Sure, some marketers are eager to work for themselves and act as consultants or freelancers. They may start a marketing agency and partner up with former colleagues.
But running a business is completely different than starting in an organization that hands you a business plan or a portfolio of clients, offers you a steady paycheck and fixed working hours. That’s why most people prefer to get a job and do what they truly enjoy instead of dealing with logistics and administration – and stressing over the monthly expenses.
Vetting B2B vs. B2C Marketers
What are remote digital marketers expected to know when it comes to working with B2B and B2C businesses?
A standard B2C marketing strategy is often incompatible with B2B marketing.
This is really worth clearing out for a reason:
Remote marketers may be exposed to a completely different environment (think childhood) than what you are used to.
Distributed workforce tends to be spread around the globe. Even if you are recruiting around your town, social and cultural differences may define the perception of big and small, valuable and invaluable, important or not. What makes a deal massive for one won’t fit another marketer’s bucket.
Two years ago, we were interviewing marketers for our B2B company selling 5 and 6-figure projects. While our job description clearly outlined the job requirements and stressed on the fact that former B2B experience is highly recommended, most applicants for our digital marketing jobs came in proposing various campaigns suitable for selling shoes, candies, or soft drinks – all based on what worked for them in their previous non-digital marketing jobs.
The overall perception of a brand is different, too. B2C marketers often bet on emotional triggers. B2B deals are more practical and conservative.
Building a successful marketing campaign for a B2B company is a longer journey targeting different channels, catering for several buyers within a company, focused on a smaller marketing, backed up with plenty of educational information and often dependent on building a great relationship during the pre-sales process.

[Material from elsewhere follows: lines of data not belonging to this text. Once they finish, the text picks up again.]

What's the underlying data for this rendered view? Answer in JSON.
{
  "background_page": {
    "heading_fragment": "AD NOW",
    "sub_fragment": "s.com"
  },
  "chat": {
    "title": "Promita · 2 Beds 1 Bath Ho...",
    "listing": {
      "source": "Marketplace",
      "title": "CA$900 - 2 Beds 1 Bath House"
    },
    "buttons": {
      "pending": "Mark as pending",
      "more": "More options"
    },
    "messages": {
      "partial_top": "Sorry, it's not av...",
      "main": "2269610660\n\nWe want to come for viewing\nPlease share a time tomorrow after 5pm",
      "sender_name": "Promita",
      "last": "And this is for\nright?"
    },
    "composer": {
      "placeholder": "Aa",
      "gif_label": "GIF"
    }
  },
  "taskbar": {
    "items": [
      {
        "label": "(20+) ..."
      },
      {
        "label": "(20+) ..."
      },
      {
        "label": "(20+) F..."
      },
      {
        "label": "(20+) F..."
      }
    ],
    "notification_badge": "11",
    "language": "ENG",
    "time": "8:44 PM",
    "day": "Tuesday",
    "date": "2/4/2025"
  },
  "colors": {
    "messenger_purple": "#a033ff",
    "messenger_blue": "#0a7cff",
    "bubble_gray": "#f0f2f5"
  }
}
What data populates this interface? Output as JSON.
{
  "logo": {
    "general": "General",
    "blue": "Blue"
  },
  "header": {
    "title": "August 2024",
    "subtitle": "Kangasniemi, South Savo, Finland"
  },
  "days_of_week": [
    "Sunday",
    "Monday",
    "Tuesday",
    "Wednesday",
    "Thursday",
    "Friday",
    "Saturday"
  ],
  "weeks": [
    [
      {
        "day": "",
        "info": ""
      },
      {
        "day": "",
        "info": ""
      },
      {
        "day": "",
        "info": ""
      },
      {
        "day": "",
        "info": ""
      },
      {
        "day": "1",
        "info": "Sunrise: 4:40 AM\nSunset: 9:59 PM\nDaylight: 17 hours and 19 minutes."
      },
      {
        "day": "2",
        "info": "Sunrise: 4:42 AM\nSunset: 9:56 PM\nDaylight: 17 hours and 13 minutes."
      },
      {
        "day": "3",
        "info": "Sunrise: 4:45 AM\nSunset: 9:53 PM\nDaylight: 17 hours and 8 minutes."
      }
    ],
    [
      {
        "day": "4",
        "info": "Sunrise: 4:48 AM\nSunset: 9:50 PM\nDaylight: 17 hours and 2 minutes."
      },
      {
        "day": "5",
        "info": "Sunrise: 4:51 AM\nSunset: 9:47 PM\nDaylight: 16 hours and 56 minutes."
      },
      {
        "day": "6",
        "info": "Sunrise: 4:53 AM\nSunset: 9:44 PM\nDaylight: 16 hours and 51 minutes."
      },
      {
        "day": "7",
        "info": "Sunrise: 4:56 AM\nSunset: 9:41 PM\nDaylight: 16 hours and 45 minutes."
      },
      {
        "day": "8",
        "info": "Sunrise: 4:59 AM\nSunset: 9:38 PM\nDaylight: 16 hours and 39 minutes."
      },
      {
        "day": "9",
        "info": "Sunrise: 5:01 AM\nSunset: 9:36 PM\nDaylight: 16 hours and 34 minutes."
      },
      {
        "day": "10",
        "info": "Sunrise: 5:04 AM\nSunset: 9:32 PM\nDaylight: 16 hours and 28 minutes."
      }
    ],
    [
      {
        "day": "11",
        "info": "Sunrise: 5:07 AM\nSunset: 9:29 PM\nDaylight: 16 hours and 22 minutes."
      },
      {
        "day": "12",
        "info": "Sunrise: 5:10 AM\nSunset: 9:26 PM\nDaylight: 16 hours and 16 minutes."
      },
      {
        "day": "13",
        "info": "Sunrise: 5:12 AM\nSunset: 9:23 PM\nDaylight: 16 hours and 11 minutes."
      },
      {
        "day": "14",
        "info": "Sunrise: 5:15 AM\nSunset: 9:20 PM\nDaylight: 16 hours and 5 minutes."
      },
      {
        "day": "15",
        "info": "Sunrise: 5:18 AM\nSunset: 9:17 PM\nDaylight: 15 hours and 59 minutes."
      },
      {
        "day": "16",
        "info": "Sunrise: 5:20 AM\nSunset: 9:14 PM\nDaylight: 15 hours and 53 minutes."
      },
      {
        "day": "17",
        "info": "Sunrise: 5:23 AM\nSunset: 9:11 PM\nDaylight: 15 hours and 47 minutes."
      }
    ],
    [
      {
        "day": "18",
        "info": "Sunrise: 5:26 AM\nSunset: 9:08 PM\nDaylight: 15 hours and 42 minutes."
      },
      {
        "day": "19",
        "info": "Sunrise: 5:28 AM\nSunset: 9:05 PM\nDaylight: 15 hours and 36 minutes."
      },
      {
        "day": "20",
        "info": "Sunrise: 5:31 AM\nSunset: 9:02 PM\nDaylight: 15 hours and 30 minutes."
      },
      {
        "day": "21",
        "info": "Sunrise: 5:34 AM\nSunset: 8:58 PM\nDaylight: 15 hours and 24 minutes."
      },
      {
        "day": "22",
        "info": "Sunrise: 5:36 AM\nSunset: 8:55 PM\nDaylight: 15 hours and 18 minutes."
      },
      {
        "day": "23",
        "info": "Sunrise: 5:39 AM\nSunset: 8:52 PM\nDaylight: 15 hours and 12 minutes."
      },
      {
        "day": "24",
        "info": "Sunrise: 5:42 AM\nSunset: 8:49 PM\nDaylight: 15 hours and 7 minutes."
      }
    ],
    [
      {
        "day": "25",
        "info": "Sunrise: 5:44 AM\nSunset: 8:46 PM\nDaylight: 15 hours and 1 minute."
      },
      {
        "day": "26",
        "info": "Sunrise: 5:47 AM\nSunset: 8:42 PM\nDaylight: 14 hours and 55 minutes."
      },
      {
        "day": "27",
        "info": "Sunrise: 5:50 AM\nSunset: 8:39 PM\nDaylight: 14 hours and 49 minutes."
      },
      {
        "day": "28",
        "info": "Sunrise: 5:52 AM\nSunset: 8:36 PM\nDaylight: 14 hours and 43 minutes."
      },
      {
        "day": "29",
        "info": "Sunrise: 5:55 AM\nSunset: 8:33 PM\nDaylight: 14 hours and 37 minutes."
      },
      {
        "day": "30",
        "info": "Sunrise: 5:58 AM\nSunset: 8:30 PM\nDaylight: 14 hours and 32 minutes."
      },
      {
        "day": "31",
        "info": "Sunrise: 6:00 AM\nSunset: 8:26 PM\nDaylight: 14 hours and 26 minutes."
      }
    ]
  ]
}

Many B2B marketers have transitioned from other roles such as sales or business developers. Rockstar B2C marketers are certainly suitable for a B2B marketing role as long as they adjust their workflow and comply with the corporate/enterprise laws.
Your Take On Remote Hiring?
Hiring remotely for digital marketing jobs definitely has its perks on numerous fronts, including the financial and legal ones. That said, it could also be a tad more complicated, especially in terms of establishing the rightful business relationship long-term.
While I’m a proponent of remote work setups in general, I can’t disagree with the performance benefits of working in the same room. We have a bunch of people at the office and coordinating quickly, especially our emergency response team, is significantly faster than offloading to remote peers. Whenever the speed of execution is crucial, outsourcing is tricky to arrange.
For almost everything else, especially with hiring people for digital marketing jobs, remote works fine. You can tap into a larger pool, among its several other benefits. Often, hiring through trials solves that problem – working for a couple of weeks or a month at the office, even as a part-time engagement, tackling actual problems in a reverse-engineered manner.
Freelancers excel really well – large corps are about processes, and focus on tons of theory before getting to work. Businesses can solve problems and acquire procedural knowledge on-the-go.
Here’s our experience hiring remotely, the common challenges we’ve faced and the possible options that work out.